  2. Get creative! Those smaller budgets have a silver lining—the opportunity to think creatively about activities and ideas that will yield the greatest impact. In a previous GMAC article, I discussed leveraging the talent of my marketing students to develop personas for the St. Catherine’s MBA program as part of a class project. This creative approach to learning provided immense value to the program as well as to the students. We’re now looking toward other marketing courses in our curriculum to engage students in a similar way—having them do real hand-on work to understand the impact of different marketing tactics on attendance at recruiting events and the number of MBA applications. What could you do in your program to think differently about your marketing strategies? How could you engage your students in this process?

  3. Get engaged! Another low-cost way to market a smaller program is to encourage the MBA program director and other faculty to actively engage with prospective students, employers, and other MBA program stakeholders. We have formed key partnerships with organizations that will raise our visibility. For example, we have a concentration in health care within our MBA program. As the MBA director, I have volunteered to serve on the programming committee of the Women’s Health TRUST, an organization that promotes women in leadership within the health care industry. This directly connects me to health care and business professionals, raises awareness of our MBA program, and gives me the opportunity to create learning and networking opportunities for our students. Similarly, for our MBA concentration in Integrated Marketing Communications, we sponsor the Social Media Breakfast, a wildly popular organization that brings together people in the digital marketing, branding, and social media space. These are low-cost, no-cost, or in-kind opportunities that yield huge benefits in terms of building awareness. It’s not about being everywhere, it’s about being in the right places with the right target audience of prospective students and influencers. Where are you concentrating your visibility-building efforts?

  4. Get personal! A big advantage of smaller programs is that we can engage with prospective students, current students, and others in a more personal, high-touch way.
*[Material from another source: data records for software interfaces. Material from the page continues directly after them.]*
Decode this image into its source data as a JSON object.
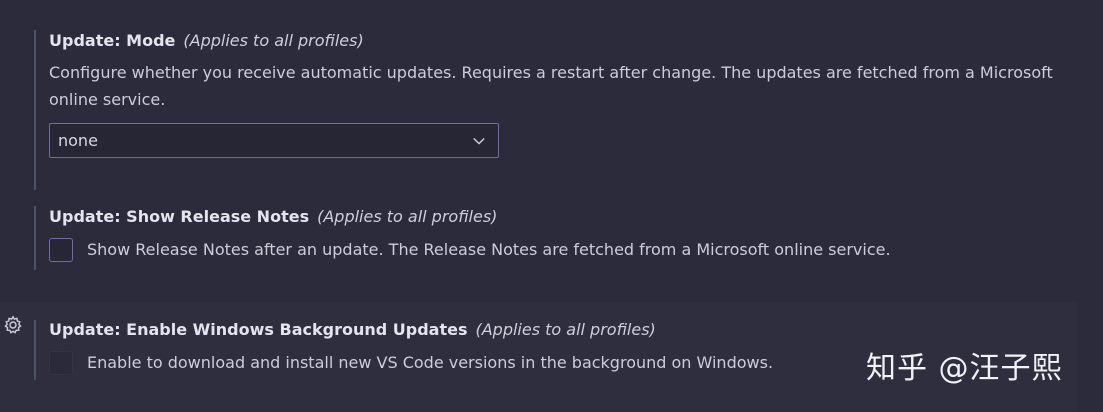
{
  "settings": [
    {
      "category": "Update: ",
      "name": "Mode",
      "scope": "(Applies to all profiles)",
      "description": "Configure whether you receive automatic updates. Requires a restart after change. The updates are fetched from a Microsoft online service.",
      "control": "select",
      "value": "none"
    },
    {
      "category": "Update: ",
      "name": "Show Release Notes",
      "scope": "(Applies to all profiles)",
      "control": "checkbox",
      "checked": false,
      "checkbox_label": "Show Release Notes after an update. The Release Notes are fetched from a Microsoft online service."
    },
    {
      "category": "Update: ",
      "name": "Enable Windows Background Updates",
      "scope": "(Applies to all profiles)",
      "control": "checkbox",
      "checked": false,
      "disabled": true,
      "checkbox_label": "Enable to download and install new VS Code versions in the background on Windows."
    }
  ],
  "icons": {
    "select_chevron": "chevron-down-icon",
    "manage": "gear-icon"
  },
  "watermark": "知乎 @汪子熙",
  "colors": {
    "background": "#2b2b3c",
    "focus_border": "#7566b5",
    "indicator_bar": "#4a5468"
  }
}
That’s the hallmark of the smaller program and it’s almost an expectation among  prospective students. We get personal with them, using GMASS, for example, to identify target prospects, reaching out with a personal touch, inviting them to smaller-scale sample classes or lunch-and-learns, and following up consistently. Yes, it’s time-consuming, but the effort is worth it. The higher touch approach resulted in 100 percent yield from application to matriculation for us this year. Now, our focus is to take this higher touch and bring it earlier in the cycle—connecting more personally before the application is started. How do you get personal throughout the recruiting process?
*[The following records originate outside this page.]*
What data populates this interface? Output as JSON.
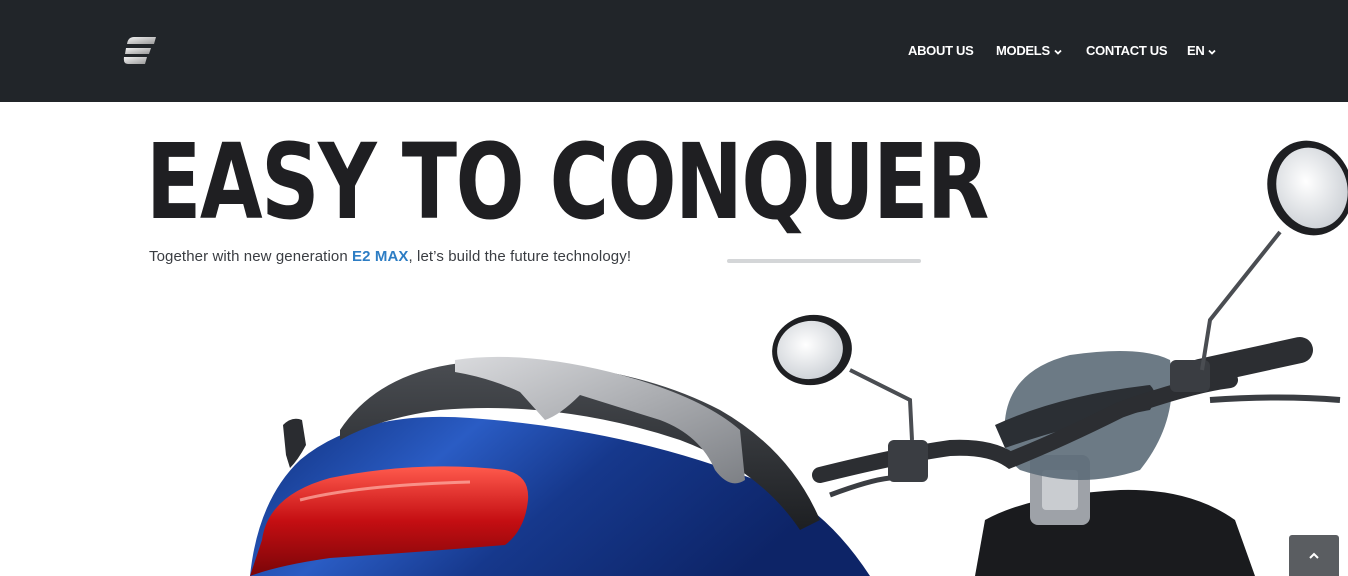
{
  "header": {
    "nav": [
      {
        "label": "ABOUT US",
        "has_dropdown": false
      },
      {
        "label": "MODELS",
        "has_dropdown": true
      },
      {
        "label": "CONTACT US",
        "has_dropdown": false
      },
      {
        "label": "EN",
        "has_dropdown": true
      }
    ]
  },
  "hero": {
    "title": "EASY TO CONQUER",
    "subtitle_prefix": "Together with new generation ",
    "subtitle_highlight": "E2 MAX",
    "subtitle_suffix": ", let’s build the future technology!"
  },
  "icons": {
    "logo": "brand-logo-icon",
    "dropdown": "chevron-down-icon",
    "back_to_top": "chevron-up-icon"
  },
  "colors": {
    "header_bg": "#212529",
    "highlight": "#2d7dc4",
    "title": "#1f1f22",
    "scooter_body": "#1c3f8f",
    "tail_light": "#d81f1f"
  }
}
  5. Get analytical! Finally, when budgets are smaller, it’s even more important to understand the return from any investment in marketing. Our marketing and admissions teams are working together on a new strategy to become more analytical in understanding how people come to us and how we can become more prominent. This involves standard techniques such as search engine optimization and pay-per-click advertising. We’re taking it even further—engaging our integrated marketing students in an upcoming class in testing the results of new social media content and creating advertisements or boosted posts via Facebook, Twitter, and other tools that can then be easily analyzed for impact. It’s another example of leveraging our students in the process—giving them a valuable hands-on learning experience while providing more insight for the university on our marketing efforts. How can you leverage analytics and data for the good of your program?

When leading a smaller MBA program, there is never a shortage of things to be done. By thinking creatively and analytically about marketing, the smaller program can play to its strengths, make use of free or low-cost tools, and engage the community of learners and supporters in the process
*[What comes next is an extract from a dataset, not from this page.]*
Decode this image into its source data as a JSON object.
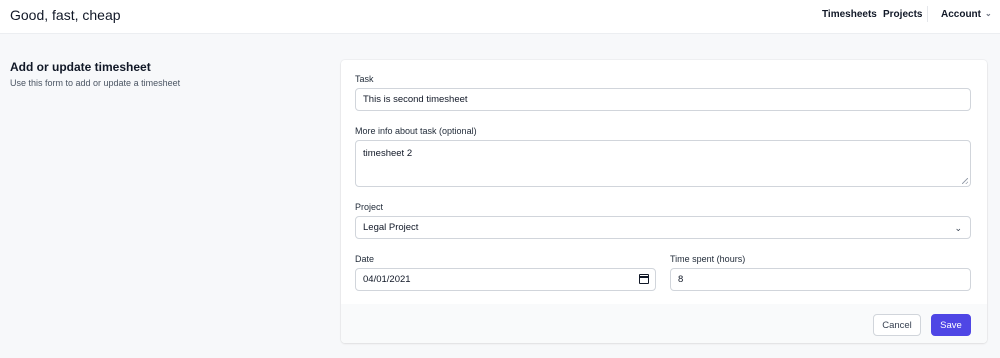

About the Author

Michelle WieserMichelle Wieser is MBA Program Director at St. Catherine University.